Batting second in the order in the last game managed by Solly Hemus, White grounded out his first time at the plate against Podres.
Leading off the third, White swung at an inside fastball from Podres and pulled it over the fence near the foul line for a home run.
An inning later, facing Roger Craig, White got a hanging changeup and drove it over the wall in right-center for a two-run home run.
The next time up, with two outs and a runner on second in the sixth, White was walked intentionally by Craig.
In the eighth, White led off against rookie Jim Golden and hit a slider into the seats in right-center for his third home run.
According to the St. Louis Post-Dispatch, White was the sixth Cardinals player with three home runs in a game. The others: Frank Shugart (1894), George Harper (1928), George Watkins (1931), Johnny Mize (1938 and 1940) and Stan Musial (1954).
Lee Walls of the 1958 Cubs and Don Demeter of the 1959 Dodgers also hit three home runs in a game at the Coliseum, with all carrying the short distance to left.

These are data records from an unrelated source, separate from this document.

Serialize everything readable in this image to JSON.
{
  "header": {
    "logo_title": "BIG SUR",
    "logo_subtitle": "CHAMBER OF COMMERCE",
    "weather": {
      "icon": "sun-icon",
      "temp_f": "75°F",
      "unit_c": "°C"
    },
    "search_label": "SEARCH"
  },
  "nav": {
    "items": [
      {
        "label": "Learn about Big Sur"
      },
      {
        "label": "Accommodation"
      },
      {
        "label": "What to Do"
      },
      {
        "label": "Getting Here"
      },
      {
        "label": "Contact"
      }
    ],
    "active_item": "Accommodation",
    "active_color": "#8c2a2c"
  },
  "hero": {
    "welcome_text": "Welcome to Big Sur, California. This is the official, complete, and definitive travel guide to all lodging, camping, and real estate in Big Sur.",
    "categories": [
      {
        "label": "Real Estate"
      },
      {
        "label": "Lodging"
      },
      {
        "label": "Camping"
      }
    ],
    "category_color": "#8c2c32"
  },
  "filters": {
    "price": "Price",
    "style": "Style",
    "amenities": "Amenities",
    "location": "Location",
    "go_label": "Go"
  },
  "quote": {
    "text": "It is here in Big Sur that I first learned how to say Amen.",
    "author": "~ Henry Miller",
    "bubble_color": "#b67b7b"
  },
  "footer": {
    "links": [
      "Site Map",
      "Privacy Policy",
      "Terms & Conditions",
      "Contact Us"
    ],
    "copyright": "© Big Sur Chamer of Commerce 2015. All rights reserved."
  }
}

“I took extra batting practice last Monday determined to practice getting out in front of the ball,” White said to the Post-Dispatch. “I believe the club expects it of me.”

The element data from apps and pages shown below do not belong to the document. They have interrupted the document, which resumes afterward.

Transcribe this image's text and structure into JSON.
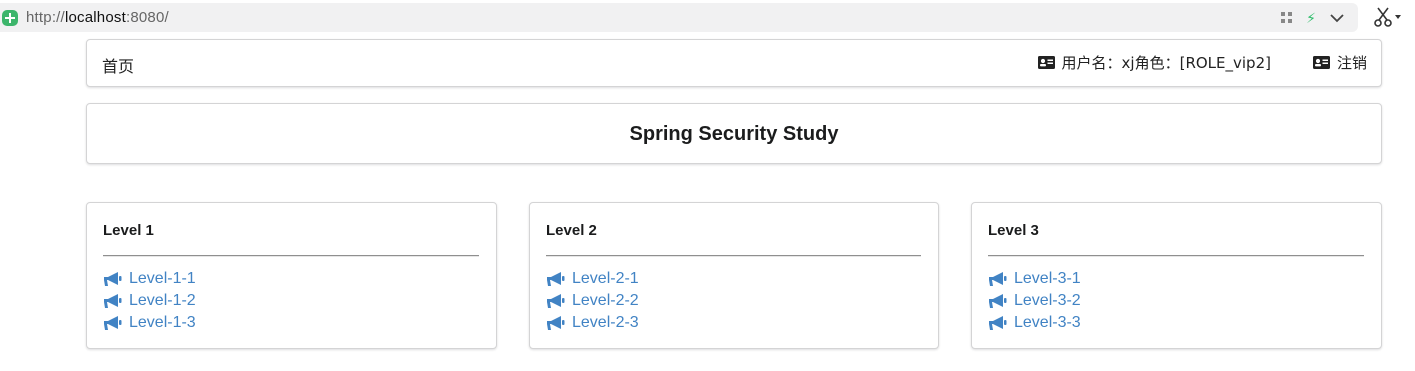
{
  "browser": {
    "url_prefix": "http://",
    "url_host": "localhost",
    "url_suffix": ":8080/"
  },
  "nav": {
    "home_label": "首页",
    "user_info": "用户名：xj角色：[ROLE_vip2]",
    "logout_label": "注销"
  },
  "header": {
    "title": "Spring Security Study"
  },
  "levels": [
    {
      "title": "Level 1",
      "links": [
        "Level-1-1",
        "Level-1-2",
        "Level-1-3"
      ]
    },
    {
      "title": "Level 2",
      "links": [
        "Level-2-1",
        "Level-2-2",
        "Level-2-3"
      ]
    },
    {
      "title": "Level 3",
      "links": [
        "Level-3-1",
        "Level-3-2",
        "Level-3-3"
      ]
    }
  ],
  "colors": {
    "link": "#4183c4",
    "secure_badge": "#3cb56b",
    "border": "#d4d4d5"
  },
  "icons": {
    "card": "id-card-icon",
    "link": "megaphone-icon"
  }
}
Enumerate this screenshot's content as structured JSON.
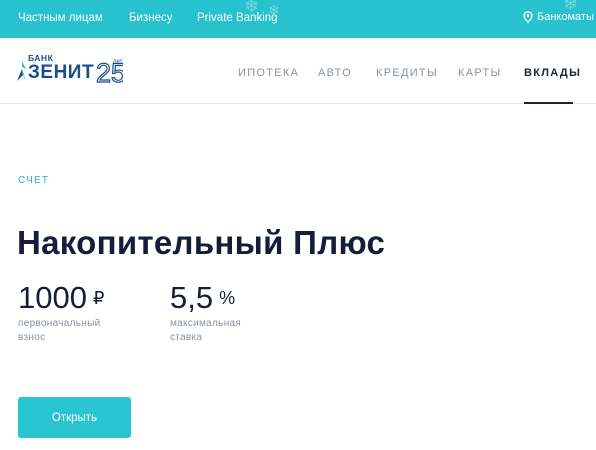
{
  "topbar": {
    "links": [
      "Частным лицам",
      "Бизнесу",
      "Private Banking"
    ],
    "atm_label": "Банкоматы"
  },
  "logo": {
    "bank": "БАНК",
    "name": "ЗЕНИТ",
    "anniversary": "25",
    "years": "лет"
  },
  "nav": {
    "items": [
      "ИПОТЕКА",
      "АВТО",
      "КРЕДИТЫ",
      "КАРТЫ",
      "ВКЛАДЫ"
    ],
    "active": "ВКЛАДЫ"
  },
  "hero": {
    "eyebrow": "СЧЕТ",
    "title": "Накопительный Плюс",
    "stats": [
      {
        "value": "1000",
        "unit": "₽",
        "caption_line1": "первоначальный",
        "caption_line2": "взнос"
      },
      {
        "value": "5,5",
        "unit": "%",
        "caption_line1": "максимальная",
        "caption_line2": "ставка"
      }
    ],
    "button_label": "Открыть"
  },
  "colors": {
    "accent": "#27c2cd",
    "button": "#29c6d1",
    "brand": "#1a4f8b",
    "title": "#161d3a"
  }
}
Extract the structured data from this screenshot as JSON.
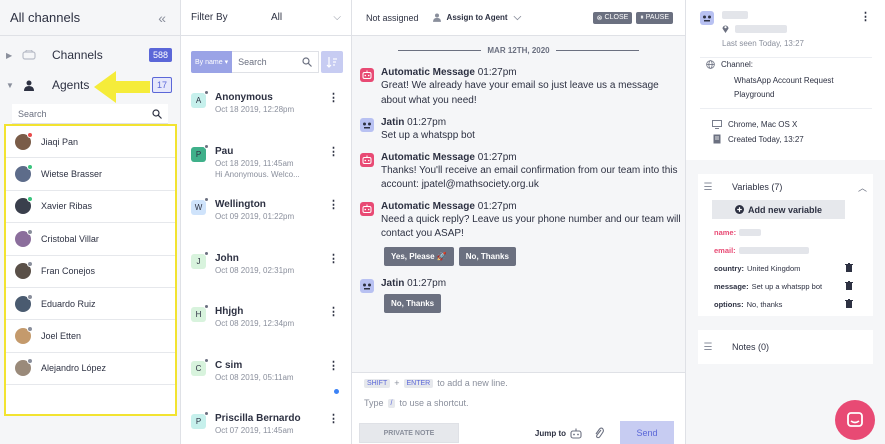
{
  "col1": {
    "title": "All channels",
    "collapse": "«",
    "channels": {
      "label": "Channels",
      "count": "588"
    },
    "agents": {
      "label": "Agents",
      "count": "17"
    },
    "search_placeholder": "Search",
    "agent_list": [
      {
        "name": "Jiaqi Pan",
        "status": "red"
      },
      {
        "name": "Wietse Brasser",
        "status": "green"
      },
      {
        "name": "Xavier Ribas",
        "status": "green"
      },
      {
        "name": "Cristobal Villar",
        "status": "gray"
      },
      {
        "name": "Fran Conejos",
        "status": "gray"
      },
      {
        "name": "Eduardo Ruiz",
        "status": "gray"
      },
      {
        "name": "Joel Etten",
        "status": "gray"
      },
      {
        "name": "Alejandro López",
        "status": "gray"
      }
    ]
  },
  "col2": {
    "filter_label": "Filter By",
    "filter_value": "All",
    "search_mode": "By name",
    "search_placeholder": "Search",
    "conversations": [
      {
        "initial": "A",
        "color": "#c6f0ec",
        "name": "Anonymous",
        "date": "Oct 18 2019, 12:28pm",
        "preview": "",
        "unread": false
      },
      {
        "initial": "P",
        "color": "#3fb08a",
        "name": "Pau",
        "date": "Oct 18 2019, 11:45am",
        "preview": "Hi Anonymous. Welco...",
        "unread": false
      },
      {
        "initial": "W",
        "color": "#cfe3fb",
        "name": "Wellington",
        "date": "Oct 09 2019, 01:22pm",
        "preview": "",
        "unread": false
      },
      {
        "initial": "J",
        "color": "#d8f3dd",
        "name": "John",
        "date": "Oct 08 2019, 02:31pm",
        "preview": "",
        "unread": false
      },
      {
        "initial": "H",
        "color": "#d8f3dd",
        "name": "Hhjgh",
        "date": "Oct 08 2019, 12:34pm",
        "preview": "",
        "unread": false
      },
      {
        "initial": "C",
        "color": "#d8f3dd",
        "name": "C sim",
        "date": "Oct 08 2019, 05:11am",
        "preview": "",
        "unread": true
      },
      {
        "initial": "P",
        "color": "#c6f0ec",
        "name": "Priscilla Bernardo",
        "date": "Oct 07 2019, 11:45am",
        "preview": "",
        "unread": false
      }
    ]
  },
  "col3": {
    "not_assigned": "Not assigned",
    "assign_to": "Assign to Agent",
    "close_label": "CLOSE",
    "pause_label": "PAUSE",
    "date_separator": "MAR 12TH, 2020",
    "messages": [
      {
        "kind": "bot",
        "sender": "Automatic Message",
        "time": "01:27pm",
        "text": "Great! We already have your email so just leave us a message about what you need!"
      },
      {
        "kind": "user",
        "sender": "Jatin",
        "time": "01:27pm",
        "text": "Set up a whatspp bot"
      },
      {
        "kind": "bot",
        "sender": "Automatic Message",
        "time": "01:27pm",
        "text": "Thanks! You'll receive an email confirmation from our team into this account: jpatel@mathsociety.org.uk"
      },
      {
        "kind": "bot",
        "sender": "Automatic Message",
        "time": "01:27pm",
        "text": "Need a quick reply? Leave us your phone number and our team will contact you ASAP!",
        "replies": [
          "Yes, Please 🚀",
          "No, Thanks"
        ]
      },
      {
        "kind": "user",
        "sender": "Jatin",
        "time": "01:27pm",
        "text": "",
        "replies": [
          "No, Thanks"
        ]
      }
    ],
    "composer": {
      "key1": "SHIFT",
      "plus": "+",
      "key2": "ENTER",
      "hint1": "to add a new line.",
      "type_label": "Type",
      "slash": "/",
      "hint2": "to use a shortcut.",
      "private_note": "PRIVATE NOTE",
      "jump_to": "Jump to",
      "send": "Send"
    }
  },
  "col4": {
    "last_seen": "Last seen Today, 13:27",
    "channel_label": "Channel:",
    "channel_value": "WhatsApp Account Request Playground",
    "browser": "Chrome, Mac OS X",
    "created": "Created Today, 13:27",
    "variables_title": "Variables (7)",
    "add_variable": "Add new variable",
    "variables": [
      {
        "key": "name:",
        "value": "",
        "hidden": true,
        "deletable": false
      },
      {
        "key": "email:",
        "value": "",
        "hidden": true,
        "deletable": false
      },
      {
        "key": "country:",
        "value": "United Kingdom",
        "hidden": false,
        "deletable": true
      },
      {
        "key": "message:",
        "value": "Set up a whatspp bot",
        "hidden": false,
        "deletable": true
      },
      {
        "key": "options:",
        "value": "No, thanks",
        "hidden": false,
        "deletable": true
      }
    ],
    "notes_title": "Notes (0)"
  },
  "colors": {
    "accent": "#5b67d8",
    "highlight": "#f2e330",
    "bot": "#e84a74",
    "fab": "#e84a74"
  }
}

White had a chance to hit a fourth home run in the game when he faced Golden again in the ninth. He took a rip and lined a double to the base of the wall in right near the foul line.

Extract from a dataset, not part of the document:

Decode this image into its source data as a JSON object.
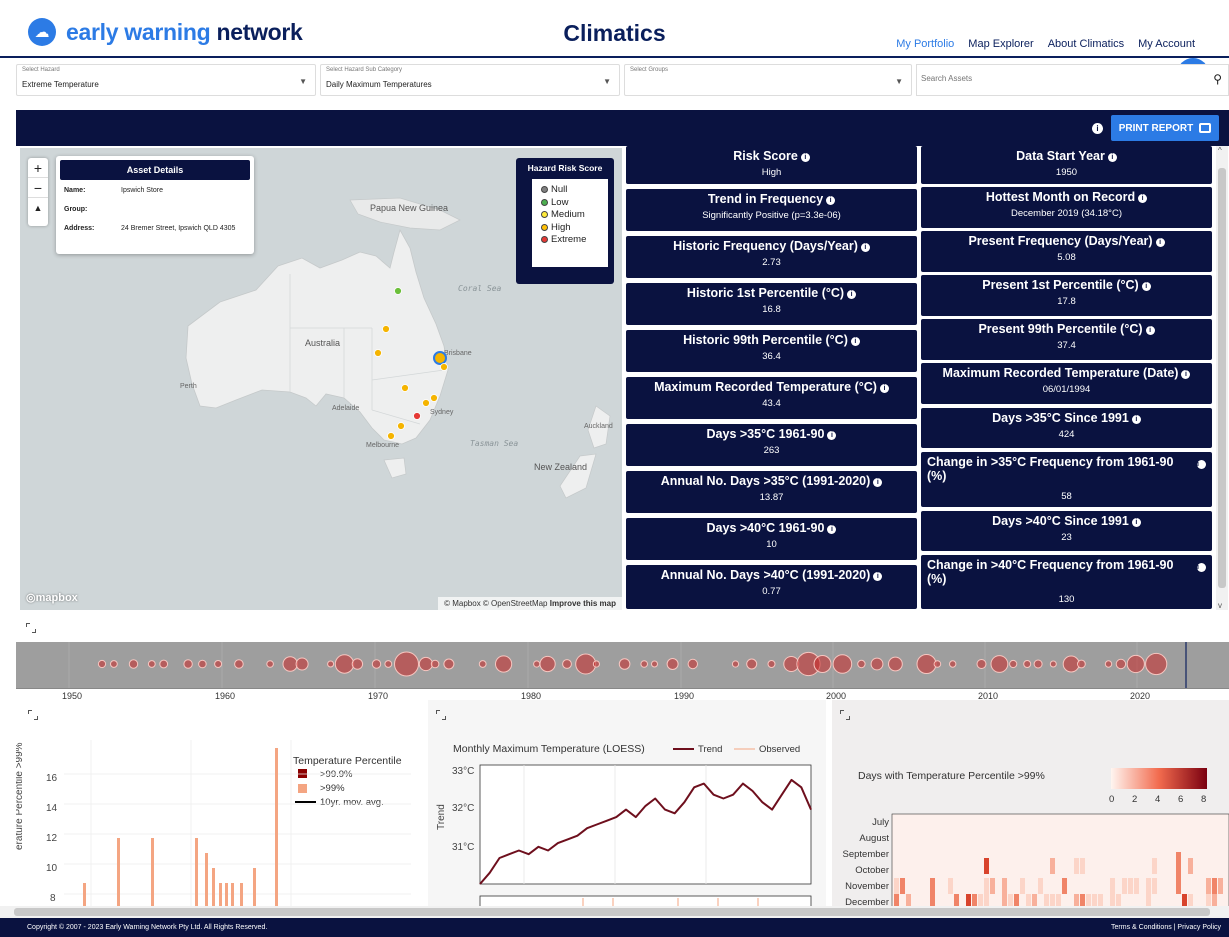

Asked whether he was trying for a home run, White told the Los Angeles Times, “I wasn’t thinking so much about that as the fact that the first pitch might come pretty close to me. Then, when I did hit the ball, it looked for a second or two like it might hook in there for another homer.”
Two weeks later, with Johnny Keane managing the club, the Cardinals faced consecutive twi-night doubleheaders against the Cubs at St. Louis.
White produced 14 hits in 18 at-bats in the four games, all won by the Cardinals.
When Cobb achieved the mark while playing for the Tigers against the Athletics at Philadelphia in 1912, he was 14-for-19. Cobb had seven hits in 11 at-bats in the doubleheader played July 17 and, after an off day for the teams, he was 7-for-8 in the doubleheader played July 19.
In an eerie bit of serendipity, White’s record-tying performances occurred on almost the same exact July dates as when Cobb achieved the feat. In addition, Cobb died on July 17, 1961, the same day White played the first of the two doubleheaders.
White was 8-for-10 in the July 17 doubleheader against the Cubs.
In the first game, he was 4-for-5, getting three singles against starter Don Cardwell and another single versus Don Elston. Boxscore
White went 4-for-5 again in the second game. He had a double and a single against starter Jim Brewer and two singles versus Barney Schultz. Boxscore
Julian Javier also had eight hits, including seven in succession, for the Cardinals in the doubleheader.
The second game didn’t end until nearly 1 a.m. When White got home, he sat up with an ailing child and didn’t get any sleep, the Associated Press reported.
In the morning, White fulfilled a commitment to instruct youngsters at a baseball clinic at a local park from 10 a.m. to noon. According to the Post-Dispatch, White had lunch after the clinic, went to Busch Stadium and took a 45-minute nap in the trainer’s room before batting practice.
Showing no signs of fatigue, White was 3-for-4 in the opener of the July 18 doubleheader. He had two singles and a home run against starter Glen Hobbie. Boxscore
In the second game, White again was 3-for-4. He had a pair of triples, one against reliever Mel Wright and the other versus Don Elston. The hit that tied Cobb’s record was a double against Bob Anderson that “just escaped Ed Bouchee’s leap at first base,” the Chicago Tribune reported. Boxscore
Asked about tying the record, White told the Post-Dispatch, “It feels good to win two more ballgames.”
For the two doubleheaders, White had nine singles, two doubles, two triples and a home run.
White had a .417 on-base percentage in July 1961 and hit .331 for the month.
He finished the season with these numbers: .286 batting average, 28 doubles, 11 triples, 20 home runs and 90 RBI. Against the Cubs, he had 33 hits in 21 games and batted .371.